strawberries-196798_640Kevin Hardison, Marketing Specialist in the Horticultural Marketing Sector for the North Carolina Department of Agriculture is at the Southeast Regional Fruit and Vegetable Conference in Savannah this week:

“It’s a three day conference that runs Thursday to Saturday. It’s a great conference to find out more about the business of farming as well as production information about a variety of commodities like peaches, strawberries, grapes and other fruits and vegetables.”

Thursday’s agenda included the business side of farming says Hardison:

“They are staring out with business operating information. It includes the legal consequences as well as the financial information that you need to be successful. Some of that includes passing on your farm to the next generation and making it a sustainable operation.”

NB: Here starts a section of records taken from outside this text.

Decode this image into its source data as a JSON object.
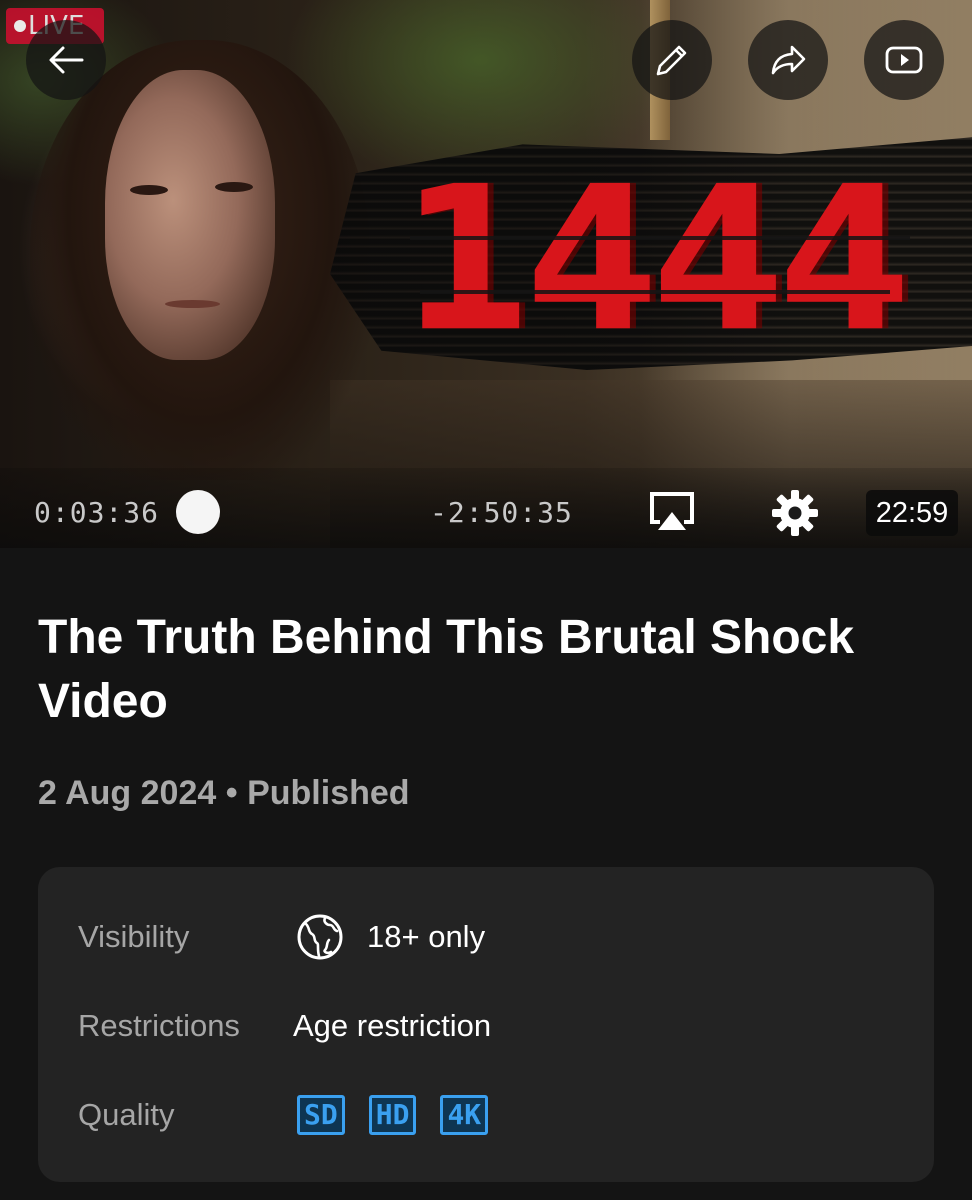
{
  "player": {
    "live_label": "LIVE",
    "thumbnail_text": "1444",
    "elapsed": "0:03:36",
    "remaining": "-2:50:35",
    "duration": "22:59"
  },
  "video": {
    "title": "The Truth Behind This Brutal Shock Video",
    "date": "2 Aug 2024",
    "separator": "•",
    "status": "Published"
  },
  "details": {
    "visibility_label": "Visibility",
    "visibility_value": "18+ only",
    "restrictions_label": "Restrictions",
    "restrictions_value": "Age restriction",
    "quality_label": "Quality",
    "quality_badges": [
      "SD",
      "HD",
      "4K"
    ]
  },
  "colors": {
    "background": "#141414",
    "card": "#232323",
    "accent_red": "#d8151b",
    "quality_blue": "#3aa0f0"
  },
  "icons": [
    "back-arrow-icon",
    "edit-pencil-icon",
    "share-icon",
    "youtube-icon",
    "airplay-icon",
    "settings-gear-icon",
    "globe-icon"
  ]
}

You can’t talk fruit and vegetable production without talking GAP and recently announced changes to the Food Safety Modernization Act. Hardison says that’s on the agenda today in Savannah:

“There is a whole section dedicated to food safety, GAP and the Food Safety Modernization Act. That information is being brought up to the growers in the next few days. At this point we are at a standstill and don’t know what will be changed, but we will be sharing what we do know.”

Regarding the recent record-cold temperatures, Hardison says growers he’s spoken to, for the most part came out okay:

“They took the preparations they needed to make sure the plants survived. Row covers were instrumental in keeping the wind and cold air off of the plants. There was some damage, the wind especially damaged some if the row covers were torn, but most plants still look very good.”

Cold temperatures weren’t the only peril, wind, especially on greens can be more damaging than cold. Hardison says growers are still assessing wind damage:

“Wind can be very damaging, more so than cold temperatures. I know that most were doing their best to protect their plants.”

NCDA Marketing Specialist, Kevin Hardison'

A native of the Texas Panhandle, Rhonda was born and raised on a cotton farm where she saw cotton farming evolve from ditch irrigation to center pivot irrigation and harvest trailers to modules. After graduating from Texas Tech University, she got her start in radio with KGNC News Talk 710 in Amarillo, Texas.